Figure 1: Educational attainment of individuals aged 16-64, in 2020
Source: Nomis, ONS Annual Population Survey
In addition to skills, innovation activity is a major driver of productivity. As Karen Bonner (Ulster University) shows in her article, Northern Ireland performs poorly on business innovation activity compared with other UK regions (Figure 2).
Figure 2: Percentage of innovation-active businesses by UK region, 2014-16 and 2016-18
Nevertheless, she also shows that Northern Ireland has an advanced innovation ecosystem with high levels of collaboration between innovative small and medium-sized enterprises (SMEs). The incoming government will need to build on and facilitate this. Investment in skills, lifelong learning and higher education will again be important to help the innovation ecosystem to flourish.
Political instability is also playing a role in holding back productivity growth. Instability has meant that the long-term policies that would enhance Northern Ireland’s abysmal productivity performance and lay the foundation for a prosperous economy have been neglected.
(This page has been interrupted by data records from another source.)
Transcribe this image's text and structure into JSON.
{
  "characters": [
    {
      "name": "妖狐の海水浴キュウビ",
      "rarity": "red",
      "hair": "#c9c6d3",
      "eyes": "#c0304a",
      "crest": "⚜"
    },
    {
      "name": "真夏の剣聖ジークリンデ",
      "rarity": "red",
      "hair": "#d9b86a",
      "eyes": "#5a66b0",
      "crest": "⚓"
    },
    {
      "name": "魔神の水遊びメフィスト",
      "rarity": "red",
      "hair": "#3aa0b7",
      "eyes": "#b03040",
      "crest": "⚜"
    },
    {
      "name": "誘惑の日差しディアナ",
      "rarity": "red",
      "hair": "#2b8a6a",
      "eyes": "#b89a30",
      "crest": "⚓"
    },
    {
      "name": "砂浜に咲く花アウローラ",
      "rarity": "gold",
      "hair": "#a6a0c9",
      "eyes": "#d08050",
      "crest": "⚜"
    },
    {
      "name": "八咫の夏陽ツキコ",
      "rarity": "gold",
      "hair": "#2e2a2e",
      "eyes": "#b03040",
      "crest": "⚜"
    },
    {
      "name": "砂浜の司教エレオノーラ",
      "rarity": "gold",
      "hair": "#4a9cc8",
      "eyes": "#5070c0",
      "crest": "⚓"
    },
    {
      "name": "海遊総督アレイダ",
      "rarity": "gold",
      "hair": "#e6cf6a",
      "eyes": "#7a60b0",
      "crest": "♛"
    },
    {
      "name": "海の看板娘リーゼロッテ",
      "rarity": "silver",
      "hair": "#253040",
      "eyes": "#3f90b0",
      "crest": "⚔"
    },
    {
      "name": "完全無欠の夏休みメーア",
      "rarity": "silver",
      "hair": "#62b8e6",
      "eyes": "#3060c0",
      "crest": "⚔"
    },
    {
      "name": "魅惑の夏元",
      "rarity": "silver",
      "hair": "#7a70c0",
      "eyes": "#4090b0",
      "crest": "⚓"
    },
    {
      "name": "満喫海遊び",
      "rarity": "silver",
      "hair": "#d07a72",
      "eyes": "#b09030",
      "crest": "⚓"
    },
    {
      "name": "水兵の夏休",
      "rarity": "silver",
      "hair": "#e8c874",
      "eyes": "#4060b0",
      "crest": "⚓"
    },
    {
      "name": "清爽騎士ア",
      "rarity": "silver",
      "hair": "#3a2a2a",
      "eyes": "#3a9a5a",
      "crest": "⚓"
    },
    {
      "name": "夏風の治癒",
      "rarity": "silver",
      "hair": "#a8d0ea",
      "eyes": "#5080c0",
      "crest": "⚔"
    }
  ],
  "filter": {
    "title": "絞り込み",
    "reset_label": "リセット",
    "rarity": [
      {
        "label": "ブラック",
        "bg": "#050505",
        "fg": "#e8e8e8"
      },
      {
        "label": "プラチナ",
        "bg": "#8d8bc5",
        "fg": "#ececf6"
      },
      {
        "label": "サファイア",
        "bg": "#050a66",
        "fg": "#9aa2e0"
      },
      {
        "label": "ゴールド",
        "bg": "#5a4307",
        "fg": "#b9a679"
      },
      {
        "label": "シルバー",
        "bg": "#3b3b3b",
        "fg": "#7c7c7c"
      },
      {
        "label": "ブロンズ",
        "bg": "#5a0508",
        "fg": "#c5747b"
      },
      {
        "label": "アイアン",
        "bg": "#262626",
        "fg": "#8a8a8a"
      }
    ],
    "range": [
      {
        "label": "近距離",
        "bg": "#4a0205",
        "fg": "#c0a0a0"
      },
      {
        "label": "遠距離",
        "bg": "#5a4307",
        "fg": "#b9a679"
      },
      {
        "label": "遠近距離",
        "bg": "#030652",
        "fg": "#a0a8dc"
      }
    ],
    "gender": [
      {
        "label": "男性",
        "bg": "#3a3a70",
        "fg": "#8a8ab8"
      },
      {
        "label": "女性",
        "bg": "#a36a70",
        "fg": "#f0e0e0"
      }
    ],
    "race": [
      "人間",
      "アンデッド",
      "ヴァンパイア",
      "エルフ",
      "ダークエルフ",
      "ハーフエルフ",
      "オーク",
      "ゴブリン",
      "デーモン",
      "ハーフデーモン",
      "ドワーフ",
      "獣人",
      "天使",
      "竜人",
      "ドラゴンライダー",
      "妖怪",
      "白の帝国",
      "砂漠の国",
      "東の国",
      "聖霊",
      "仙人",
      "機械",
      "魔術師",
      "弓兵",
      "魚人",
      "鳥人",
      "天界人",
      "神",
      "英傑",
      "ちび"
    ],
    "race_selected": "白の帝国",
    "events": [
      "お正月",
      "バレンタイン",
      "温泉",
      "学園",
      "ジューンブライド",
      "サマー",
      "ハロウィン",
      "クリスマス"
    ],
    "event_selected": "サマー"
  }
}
The inherent instability of the Northern Ireland Assembly creates uncertainty for businesses – something they seriously dislike. This, in turn, means reduced investment by businesses (Bernanke, 1983; Bloom, 2014), higher costs of capital (Pástor and Veronesi, 2013), reduced business formation (Dutta et al, 2013) and the diversion of entrepreneurs into other activities (Baumol, 1996).
Even if political instability can be addressed, politicians in Northern Ireland have no incentive to grow the province’s economy because they have no skin in the game. The Northern Ireland Assembly gets a block grant from Westminster and simply allocates it among the various government departments. If fiscal powers were devolved, then politicians would have a strong incentive to grow the economy and the tax base.
A plea for stability
Political stability and well-designed political institutions are foundational for a successful economy. Politicians in Northern Ireland, Ireland, the EU and the rest of the UK need to make political stability their number one priority.
The political institutions created under the Good Friday Agreement need to be refreshed so that Northern Ireland’s government cannot be so easily collapsed when one community does not get their way. Alternatively, power could be handed over to publicly accountable technocrats to run public services such as health and education and skills. This may create a democratic deficit, but the health of Northern Ireland’s economy and its population may well warrant it.
More importantly, as highlighted in a video released by the Financial Times this week, political stability is of paramount importance for the youth and divided communities of Northern Ireland.